== Your task ==
In the listing below, find each line with the string "参考答案" and return it.

== Data shown ==
• • • • • • •

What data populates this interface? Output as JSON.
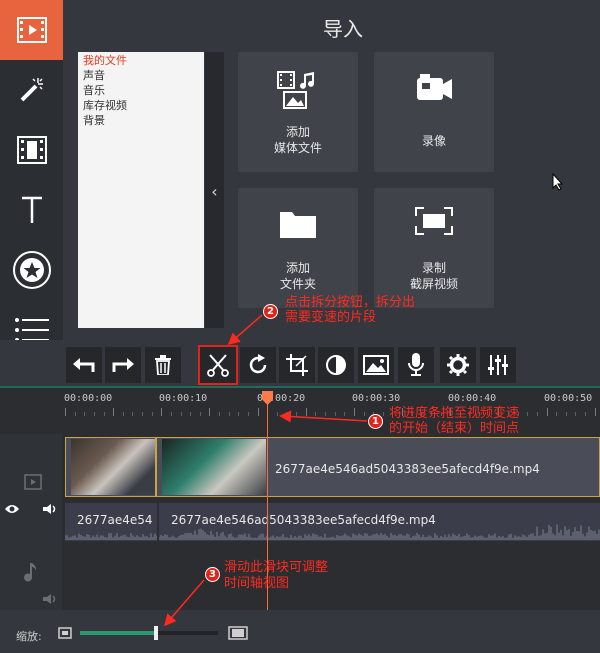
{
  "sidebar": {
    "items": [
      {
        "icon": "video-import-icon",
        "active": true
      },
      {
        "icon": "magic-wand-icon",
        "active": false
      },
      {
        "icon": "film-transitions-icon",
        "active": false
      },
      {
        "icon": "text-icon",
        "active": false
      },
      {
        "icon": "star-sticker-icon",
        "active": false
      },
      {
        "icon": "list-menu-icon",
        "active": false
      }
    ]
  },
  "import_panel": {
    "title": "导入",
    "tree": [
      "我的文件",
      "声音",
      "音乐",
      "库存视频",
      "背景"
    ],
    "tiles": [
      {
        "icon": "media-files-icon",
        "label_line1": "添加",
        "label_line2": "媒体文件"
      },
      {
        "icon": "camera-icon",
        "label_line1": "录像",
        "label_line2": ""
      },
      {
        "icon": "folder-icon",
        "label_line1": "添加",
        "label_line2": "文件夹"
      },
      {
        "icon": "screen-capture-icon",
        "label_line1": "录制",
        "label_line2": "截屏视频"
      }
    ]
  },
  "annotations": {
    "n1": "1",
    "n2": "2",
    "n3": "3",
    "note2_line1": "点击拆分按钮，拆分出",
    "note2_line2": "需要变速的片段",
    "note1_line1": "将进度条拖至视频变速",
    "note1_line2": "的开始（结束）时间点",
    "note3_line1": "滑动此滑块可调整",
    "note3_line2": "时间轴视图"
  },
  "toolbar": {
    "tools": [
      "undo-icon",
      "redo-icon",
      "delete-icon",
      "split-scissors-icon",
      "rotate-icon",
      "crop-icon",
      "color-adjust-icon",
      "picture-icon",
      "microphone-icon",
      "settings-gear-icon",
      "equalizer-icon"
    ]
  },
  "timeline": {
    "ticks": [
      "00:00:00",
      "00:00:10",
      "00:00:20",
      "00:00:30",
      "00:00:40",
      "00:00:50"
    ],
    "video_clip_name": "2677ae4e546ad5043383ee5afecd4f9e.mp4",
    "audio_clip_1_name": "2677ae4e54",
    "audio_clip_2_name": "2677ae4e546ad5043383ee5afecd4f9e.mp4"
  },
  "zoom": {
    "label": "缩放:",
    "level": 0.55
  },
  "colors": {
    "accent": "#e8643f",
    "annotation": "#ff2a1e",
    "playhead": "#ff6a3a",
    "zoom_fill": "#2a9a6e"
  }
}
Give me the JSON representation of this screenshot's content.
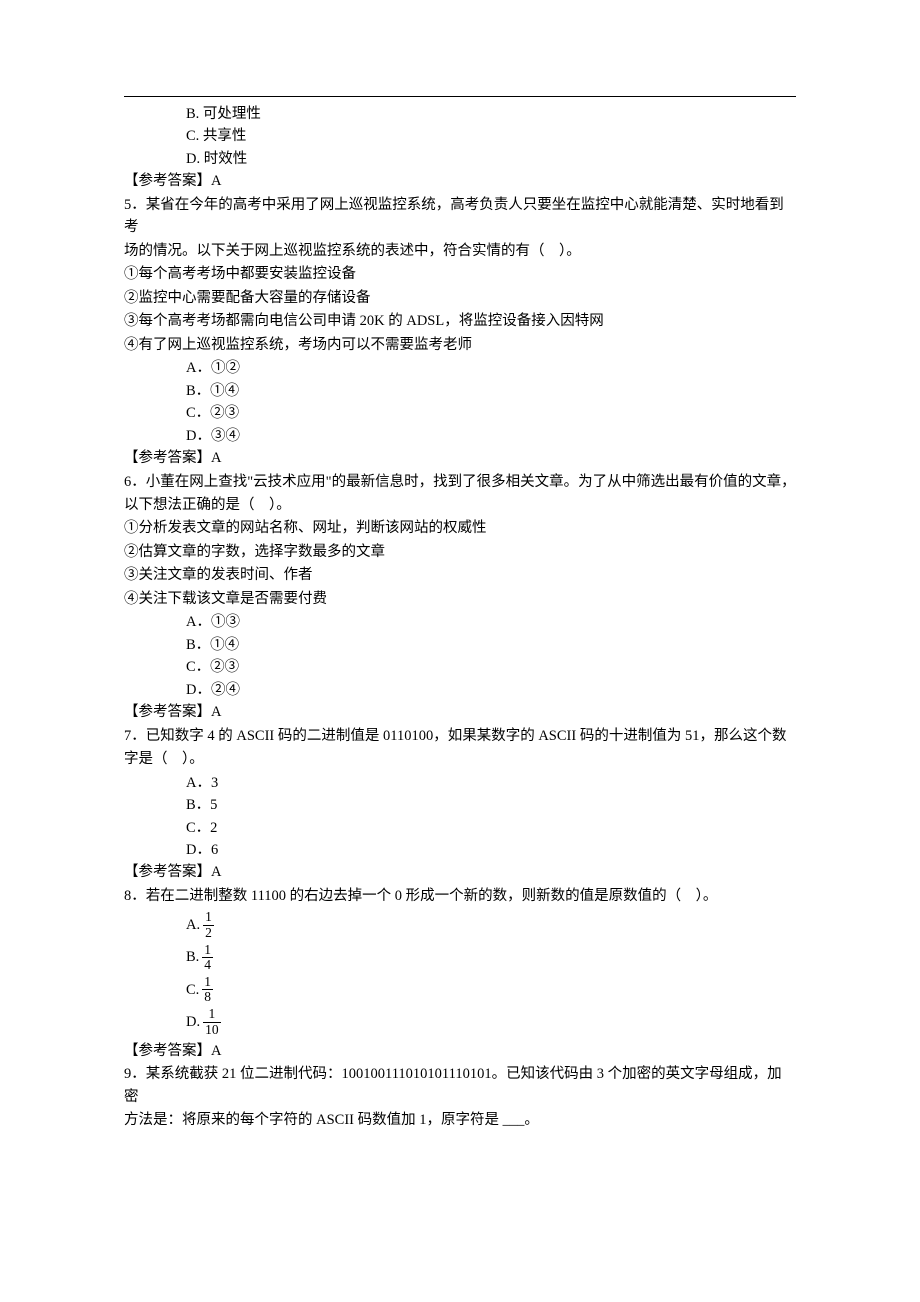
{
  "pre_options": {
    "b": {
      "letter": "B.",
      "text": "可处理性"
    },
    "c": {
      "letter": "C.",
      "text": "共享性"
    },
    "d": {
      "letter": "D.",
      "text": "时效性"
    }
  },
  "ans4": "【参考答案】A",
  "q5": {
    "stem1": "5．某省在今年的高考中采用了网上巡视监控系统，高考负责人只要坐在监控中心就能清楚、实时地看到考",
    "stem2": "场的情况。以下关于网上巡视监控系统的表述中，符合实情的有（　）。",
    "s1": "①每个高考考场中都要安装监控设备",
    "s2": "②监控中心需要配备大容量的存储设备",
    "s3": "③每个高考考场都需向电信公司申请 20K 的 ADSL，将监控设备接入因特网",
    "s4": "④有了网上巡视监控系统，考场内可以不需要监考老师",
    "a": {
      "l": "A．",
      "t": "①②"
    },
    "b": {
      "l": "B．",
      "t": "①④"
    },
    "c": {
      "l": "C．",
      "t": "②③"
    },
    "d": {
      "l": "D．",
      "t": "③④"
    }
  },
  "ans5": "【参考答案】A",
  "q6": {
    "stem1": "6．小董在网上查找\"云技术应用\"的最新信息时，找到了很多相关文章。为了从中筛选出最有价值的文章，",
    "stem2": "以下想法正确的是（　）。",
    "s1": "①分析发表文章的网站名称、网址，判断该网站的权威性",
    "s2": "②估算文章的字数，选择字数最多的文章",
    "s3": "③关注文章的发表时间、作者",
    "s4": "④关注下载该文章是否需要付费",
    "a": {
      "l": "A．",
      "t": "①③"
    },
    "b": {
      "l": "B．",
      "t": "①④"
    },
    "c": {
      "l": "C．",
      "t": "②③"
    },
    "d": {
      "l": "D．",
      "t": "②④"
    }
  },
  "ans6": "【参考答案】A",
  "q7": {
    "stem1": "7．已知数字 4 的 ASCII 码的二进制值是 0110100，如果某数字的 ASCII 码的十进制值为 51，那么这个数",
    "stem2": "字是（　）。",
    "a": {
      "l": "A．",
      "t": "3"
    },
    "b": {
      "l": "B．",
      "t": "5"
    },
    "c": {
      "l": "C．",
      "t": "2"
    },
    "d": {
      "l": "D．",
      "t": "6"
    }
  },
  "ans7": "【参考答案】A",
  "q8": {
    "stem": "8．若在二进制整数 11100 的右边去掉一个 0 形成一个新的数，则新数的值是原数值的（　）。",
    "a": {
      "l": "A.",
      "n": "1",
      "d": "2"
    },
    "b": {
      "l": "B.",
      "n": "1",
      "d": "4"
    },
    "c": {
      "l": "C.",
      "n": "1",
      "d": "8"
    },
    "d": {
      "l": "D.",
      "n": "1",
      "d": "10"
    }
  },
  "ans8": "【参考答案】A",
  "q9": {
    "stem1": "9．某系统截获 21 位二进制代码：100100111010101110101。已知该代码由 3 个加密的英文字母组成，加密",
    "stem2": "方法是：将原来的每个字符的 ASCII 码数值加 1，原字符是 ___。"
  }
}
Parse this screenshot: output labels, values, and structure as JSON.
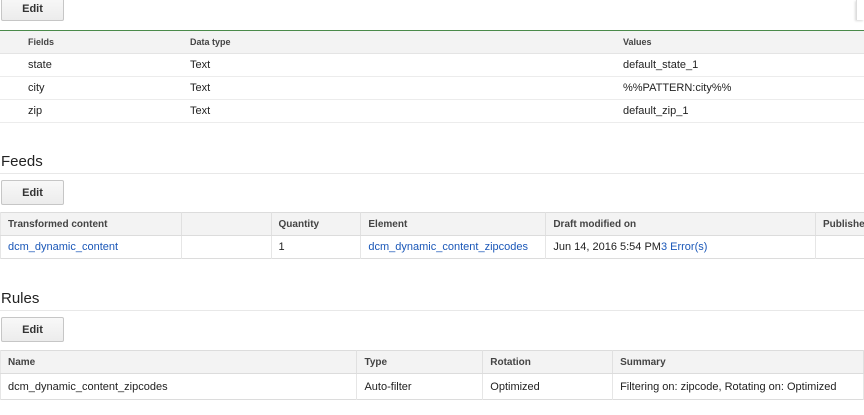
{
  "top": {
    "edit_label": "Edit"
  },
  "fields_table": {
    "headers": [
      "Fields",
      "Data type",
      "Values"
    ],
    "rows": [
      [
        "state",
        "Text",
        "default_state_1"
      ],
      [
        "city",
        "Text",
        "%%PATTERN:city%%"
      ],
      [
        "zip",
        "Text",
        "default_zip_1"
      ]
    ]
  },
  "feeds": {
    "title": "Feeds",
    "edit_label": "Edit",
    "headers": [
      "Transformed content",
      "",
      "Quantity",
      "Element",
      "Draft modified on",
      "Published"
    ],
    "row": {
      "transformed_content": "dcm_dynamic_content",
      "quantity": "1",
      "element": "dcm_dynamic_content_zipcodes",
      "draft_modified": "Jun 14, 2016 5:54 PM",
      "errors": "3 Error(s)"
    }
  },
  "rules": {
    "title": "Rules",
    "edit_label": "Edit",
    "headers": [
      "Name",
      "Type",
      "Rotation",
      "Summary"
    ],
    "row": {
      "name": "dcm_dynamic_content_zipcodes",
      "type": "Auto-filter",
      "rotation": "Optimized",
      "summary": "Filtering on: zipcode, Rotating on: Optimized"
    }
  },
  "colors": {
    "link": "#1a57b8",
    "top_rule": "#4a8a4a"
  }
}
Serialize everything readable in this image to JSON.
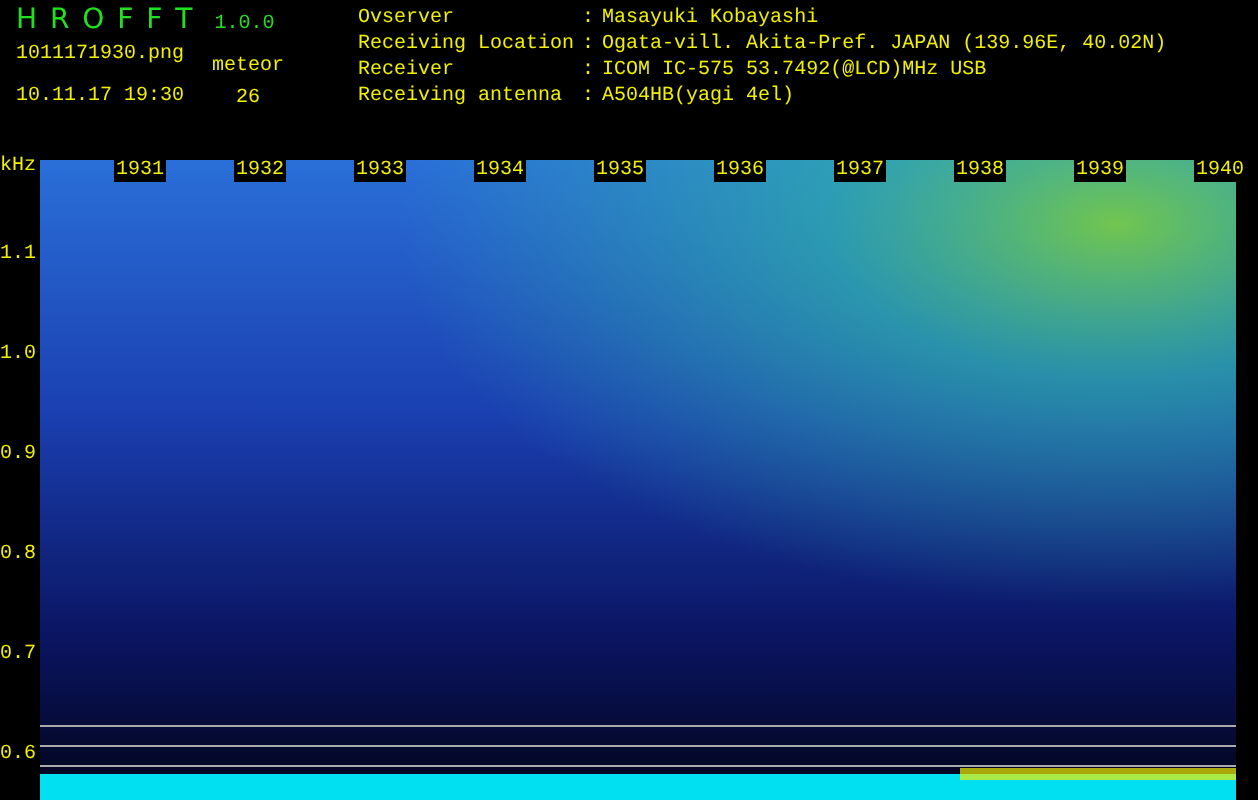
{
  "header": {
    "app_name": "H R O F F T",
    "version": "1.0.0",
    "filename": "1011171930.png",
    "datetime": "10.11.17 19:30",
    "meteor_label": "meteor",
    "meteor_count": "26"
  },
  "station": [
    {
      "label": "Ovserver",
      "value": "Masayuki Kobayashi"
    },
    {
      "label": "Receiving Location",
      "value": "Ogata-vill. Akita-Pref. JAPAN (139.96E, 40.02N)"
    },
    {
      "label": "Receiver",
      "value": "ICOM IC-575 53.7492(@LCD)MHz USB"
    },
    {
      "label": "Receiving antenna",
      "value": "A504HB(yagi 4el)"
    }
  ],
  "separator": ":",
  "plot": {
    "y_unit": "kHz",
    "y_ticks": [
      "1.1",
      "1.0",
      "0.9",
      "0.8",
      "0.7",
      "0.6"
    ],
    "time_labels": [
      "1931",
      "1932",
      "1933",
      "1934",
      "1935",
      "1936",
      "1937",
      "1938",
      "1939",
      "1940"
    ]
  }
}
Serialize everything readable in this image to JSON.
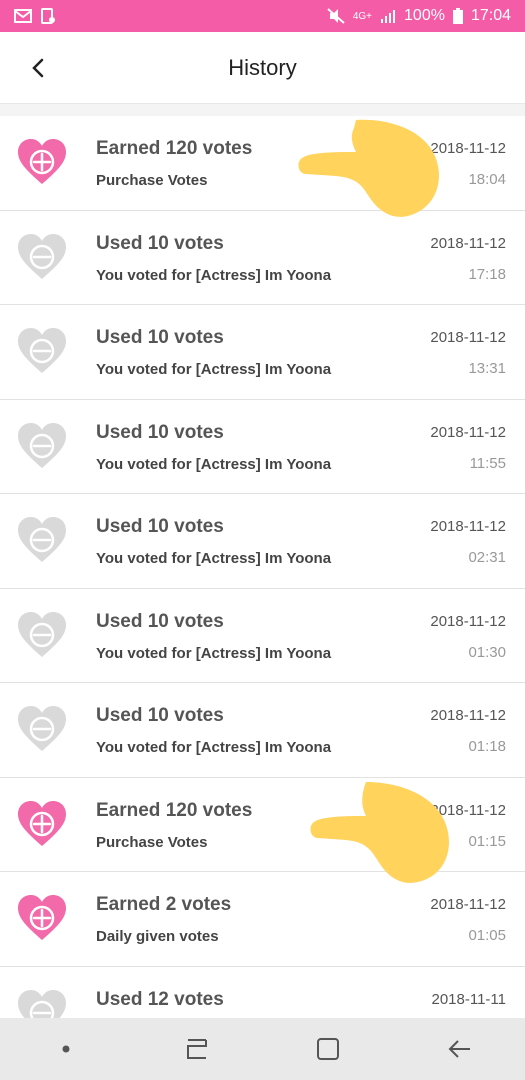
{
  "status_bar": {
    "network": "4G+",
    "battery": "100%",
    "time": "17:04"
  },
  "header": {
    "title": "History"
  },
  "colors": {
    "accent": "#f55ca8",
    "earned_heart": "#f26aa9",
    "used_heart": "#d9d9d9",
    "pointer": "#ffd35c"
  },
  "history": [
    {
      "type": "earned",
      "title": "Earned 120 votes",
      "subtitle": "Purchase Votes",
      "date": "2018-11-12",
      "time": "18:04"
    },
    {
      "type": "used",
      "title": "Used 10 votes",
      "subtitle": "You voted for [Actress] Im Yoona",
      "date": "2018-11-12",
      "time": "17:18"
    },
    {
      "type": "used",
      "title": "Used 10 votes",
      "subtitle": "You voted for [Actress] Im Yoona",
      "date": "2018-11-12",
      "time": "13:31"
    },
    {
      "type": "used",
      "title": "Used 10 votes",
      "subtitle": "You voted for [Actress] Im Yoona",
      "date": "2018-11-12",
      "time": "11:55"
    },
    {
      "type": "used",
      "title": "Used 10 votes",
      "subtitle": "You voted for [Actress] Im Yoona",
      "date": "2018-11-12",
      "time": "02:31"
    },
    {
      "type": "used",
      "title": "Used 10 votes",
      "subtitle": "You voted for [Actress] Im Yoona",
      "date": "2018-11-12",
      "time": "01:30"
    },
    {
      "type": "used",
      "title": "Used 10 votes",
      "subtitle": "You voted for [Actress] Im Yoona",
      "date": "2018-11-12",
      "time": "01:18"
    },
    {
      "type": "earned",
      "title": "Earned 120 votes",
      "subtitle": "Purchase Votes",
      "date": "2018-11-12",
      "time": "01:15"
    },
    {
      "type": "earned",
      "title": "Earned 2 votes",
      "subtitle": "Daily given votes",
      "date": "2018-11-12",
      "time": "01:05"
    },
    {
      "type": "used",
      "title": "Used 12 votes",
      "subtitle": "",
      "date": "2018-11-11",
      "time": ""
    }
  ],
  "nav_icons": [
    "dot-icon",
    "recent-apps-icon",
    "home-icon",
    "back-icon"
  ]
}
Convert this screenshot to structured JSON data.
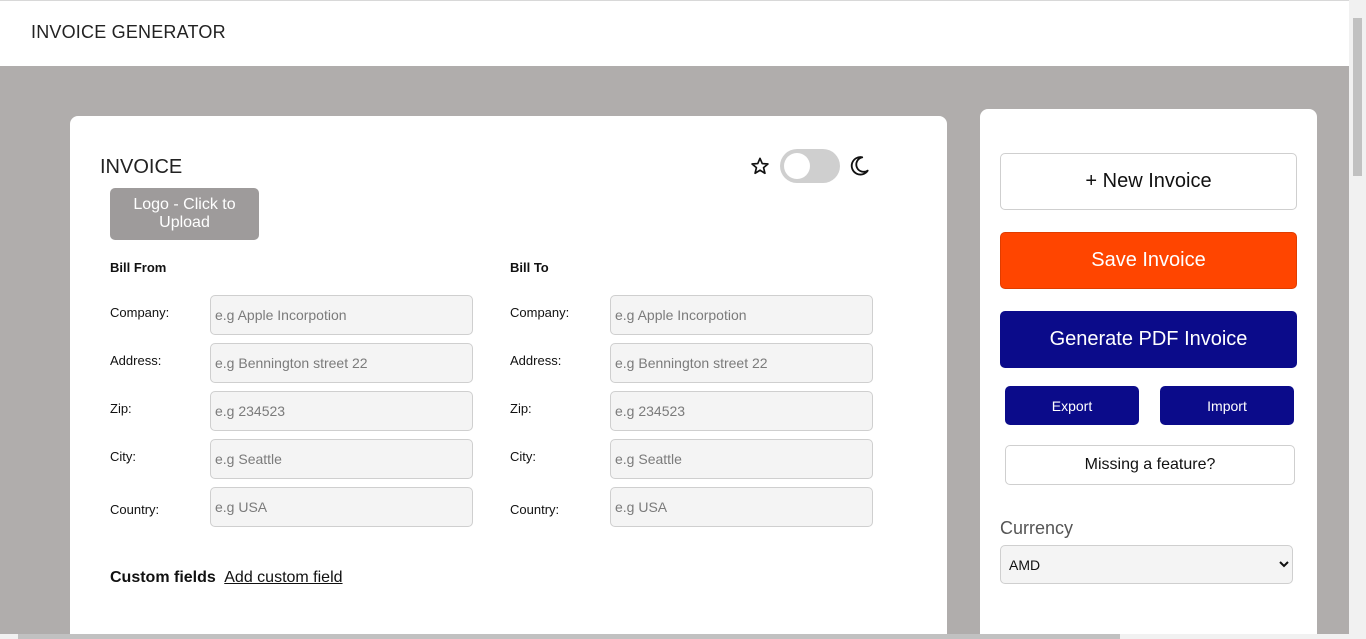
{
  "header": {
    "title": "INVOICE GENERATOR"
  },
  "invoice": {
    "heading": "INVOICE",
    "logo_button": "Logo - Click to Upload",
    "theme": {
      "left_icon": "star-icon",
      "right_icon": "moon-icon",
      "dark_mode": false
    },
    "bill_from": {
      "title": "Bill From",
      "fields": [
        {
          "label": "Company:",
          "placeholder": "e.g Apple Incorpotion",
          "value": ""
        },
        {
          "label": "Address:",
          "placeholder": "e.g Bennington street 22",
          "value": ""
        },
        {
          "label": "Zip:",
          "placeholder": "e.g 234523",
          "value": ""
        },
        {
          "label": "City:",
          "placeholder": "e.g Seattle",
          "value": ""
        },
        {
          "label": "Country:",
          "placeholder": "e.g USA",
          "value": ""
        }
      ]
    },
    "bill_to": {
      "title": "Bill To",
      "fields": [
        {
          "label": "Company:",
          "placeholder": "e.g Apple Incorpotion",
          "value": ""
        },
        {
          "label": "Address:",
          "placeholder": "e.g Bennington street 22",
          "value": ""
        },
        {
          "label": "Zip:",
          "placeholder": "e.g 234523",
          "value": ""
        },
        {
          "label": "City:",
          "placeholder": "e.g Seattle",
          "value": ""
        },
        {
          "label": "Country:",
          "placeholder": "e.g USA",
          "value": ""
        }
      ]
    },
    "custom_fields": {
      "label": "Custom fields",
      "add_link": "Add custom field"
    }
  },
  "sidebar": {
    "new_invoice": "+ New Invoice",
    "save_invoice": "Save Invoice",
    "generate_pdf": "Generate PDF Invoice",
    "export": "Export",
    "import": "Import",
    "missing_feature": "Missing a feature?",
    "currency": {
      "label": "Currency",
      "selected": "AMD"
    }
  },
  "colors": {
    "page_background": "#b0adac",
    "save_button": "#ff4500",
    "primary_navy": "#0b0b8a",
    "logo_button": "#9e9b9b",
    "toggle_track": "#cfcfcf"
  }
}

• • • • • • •

== Output ==
  "ans4": "【参考答案】A",
  "ans5": "【参考答案】A",
  "ans6": "【参考答案】A",
  "ans7": "【参考答案】A",
  "ans8": "【参考答案】A",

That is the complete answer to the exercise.